in the Highlands, through receiving the story of Lago Chie k’bal, I am now the storyteller; I am now an extension of the Maya-mam community from where the story came. So what is the importance of a story? In my Bantu tradition, we are bound together in the Spirit of Abuntu, meaning we can only exist in relation to each other; I am because you are. Through receiving these two stories I have stepped into a relationship of Abuntu with the communities that shared them with me. Faith Jenifa Ndenga Juma, is from the Bantu-Luyah Oral Tradition in which she is a story-receiver and teller. A recent graduate of Nipissing University’s Education program, she is currently on a teaching and research internship in Quetzaltenango, Guatemala, where she works in cultural education projects in Maya communities. She returns to Canada in January to pursue a Master of Education at York University.

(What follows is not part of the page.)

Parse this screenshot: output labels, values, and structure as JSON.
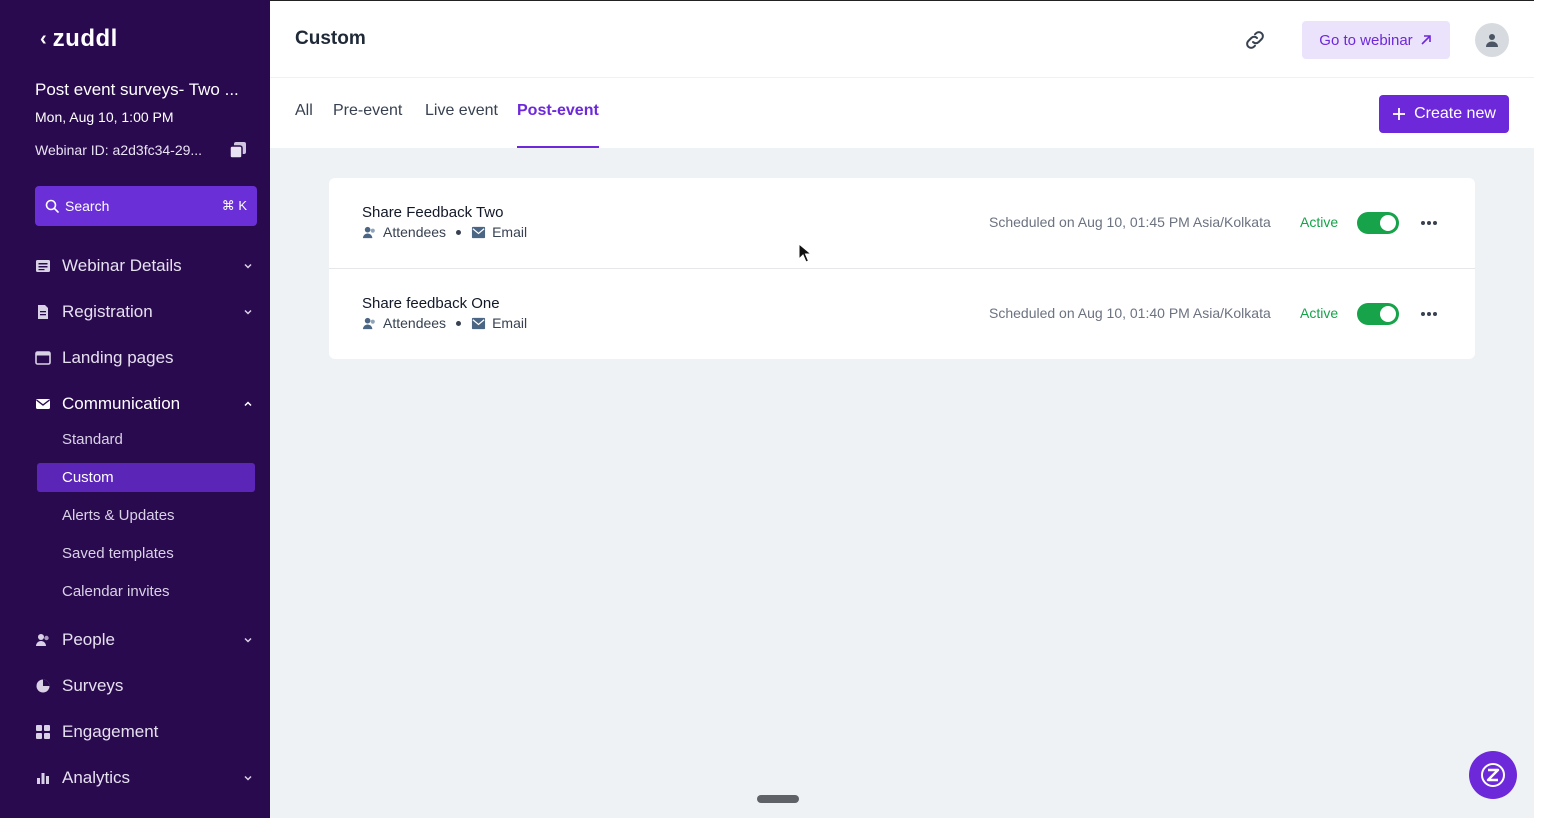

Book Reviews Who were they fighting for? By Karle Hele Writing to Prime Minister Robert Borden in 1917, the Ontario Committee of the Allied Tribes declared, “We cannot say that we are fighting for our liberty, freedom and other privileges dear to all nations, for we have none.” This quote captures Timothy Winegard’s goal in For King and Kanata to explore Indian participation in the First World War within the context of Imperial and Canadian policies: why First Nations men from across Canada enlisted, as well as their treatment during and immediately following the war. While the author contributes to our understanding of Indian policy, his book is problematic at times. The use of “Canadian Indians” in the title, undermines his argument that most enlistees did not view themselves as fight-
ing for Canada. He glosses over evidence that many commanders, recruiters, and white enlistees did not want Indians in the service, all in an effort to argue that the military was not racist towards Indians. For King and Kanata: Canadian Indians and the First World War, Timothy C. Winegard (Author), Published January 2012, 240 pages, Paper, ISBN: 9780887557286, 6 × 9, $24.95, Winnipeg: University of Manitoba Press

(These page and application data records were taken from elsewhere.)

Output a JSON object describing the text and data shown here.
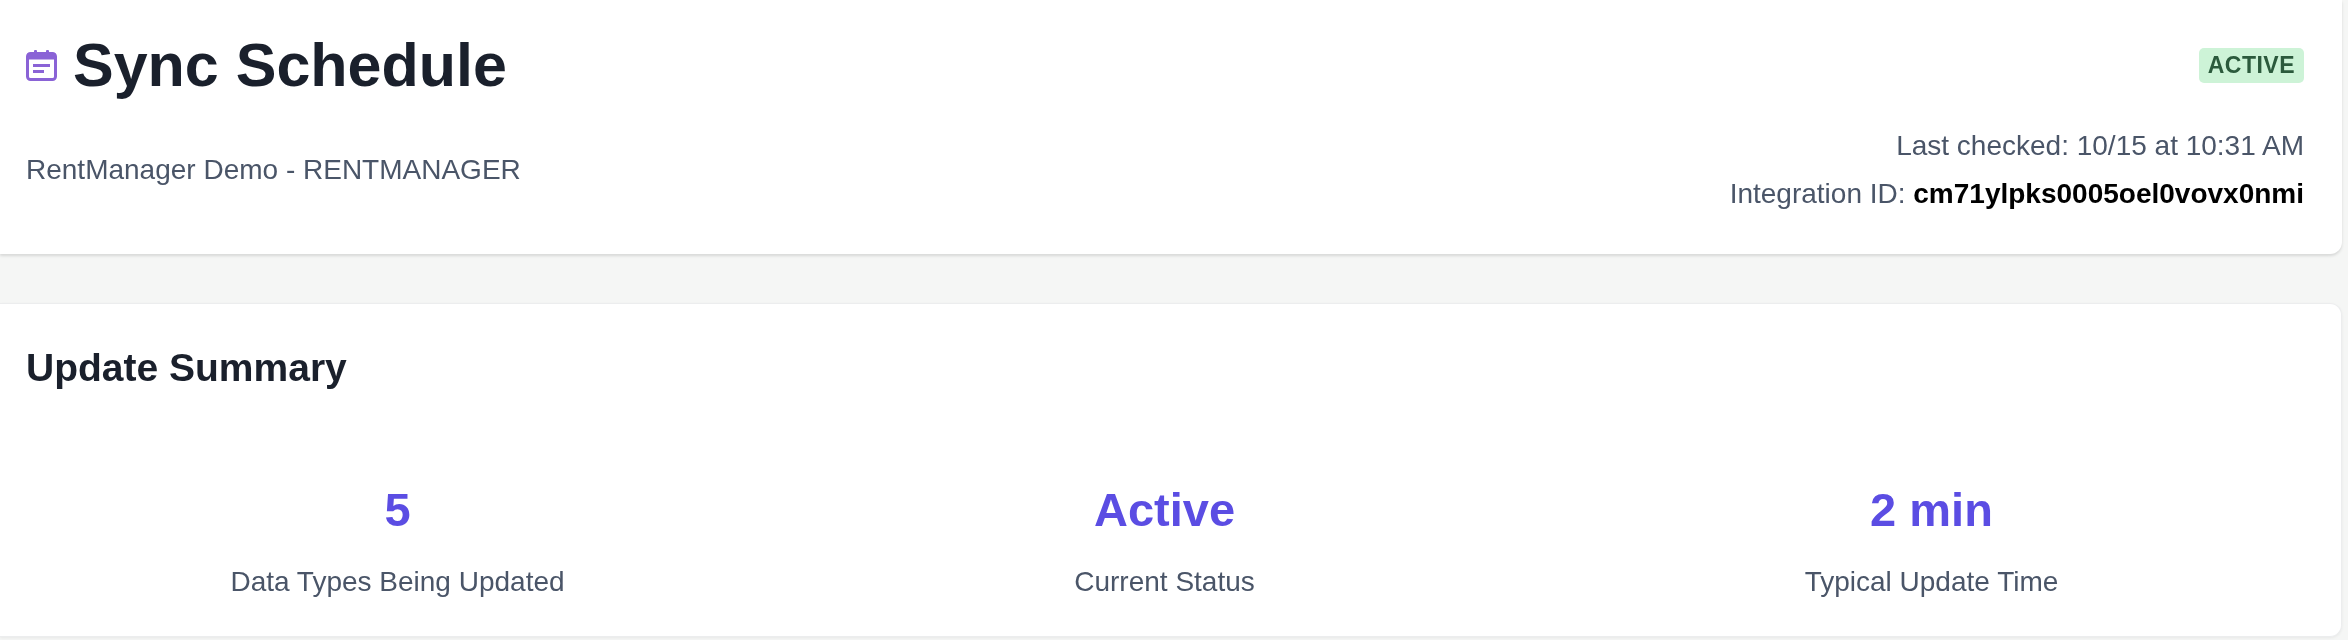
{
  "header": {
    "title": "Sync Schedule",
    "status_badge": "ACTIVE",
    "subtitle": "RentManager Demo - RENTMANAGER",
    "last_checked": "Last checked: 10/15 at 10:31 AM",
    "integration_id": "Integration ID: **cm71ylpks0005oel0vovx0nmi**"
  },
  "summary": {
    "title": "Update Summary",
    "stats": [
      {
        "value": "5",
        "label": "Data Types Being Updated"
      },
      {
        "value": "Active",
        "label": "Current Status"
      },
      {
        "value": "2 min",
        "label": "Typical Update Time"
      }
    ]
  }
}
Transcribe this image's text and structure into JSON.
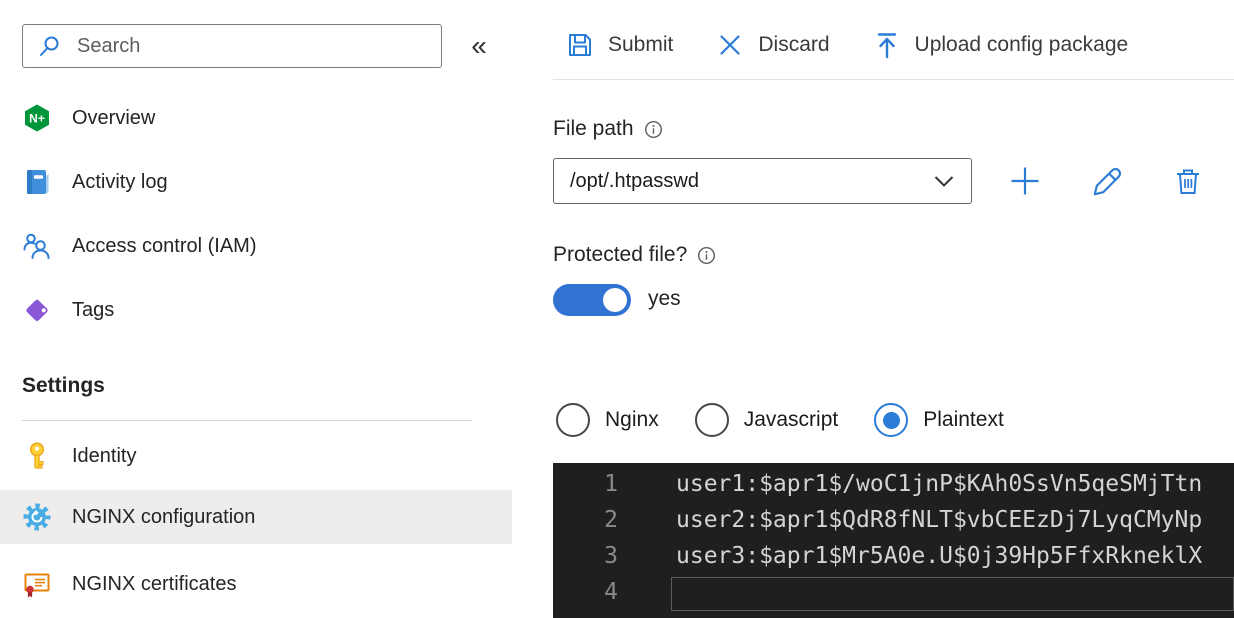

Money isn’t everything
By Laura Dokis This is an emotional story about a group of homeless people – one woman and four men – who form a bond to survive on the street. Facing the possibility of freezing to death during an Arctic cold front, they discover refuge inside a movie theatre and become enchanted with the comfort and escape of films.
There they unexpectedly meet Granite, a former journalist who is struggling in his own way. Granite ultimately becomes a pivotal person in their lives when they discover a winning lottery ticket. Digger finds the ticket in a discarded package of cigarettes. His loyalty to his friends is so great that he does not hesitate to share it, making them all instant millionaires. While the money changes their life circumstances, it does not change what’s in their hearts and memories. Although finding their way home presents each of them with unique challenges, despite their difficulties they ultimately grow closer. Readers will discover tangible life lessons within each character’s perspective. Wagamese uses descriptive narrative that is insightful, realistic and poetic. Legends and traditional teachings are intricately interwoven throughout this poignant story. “Ragged Company”by Richard Wagamese. Anchor Canada. Paperback. 376 pages. ISBN 978-0-385-25694-0. Released October 6, 2009.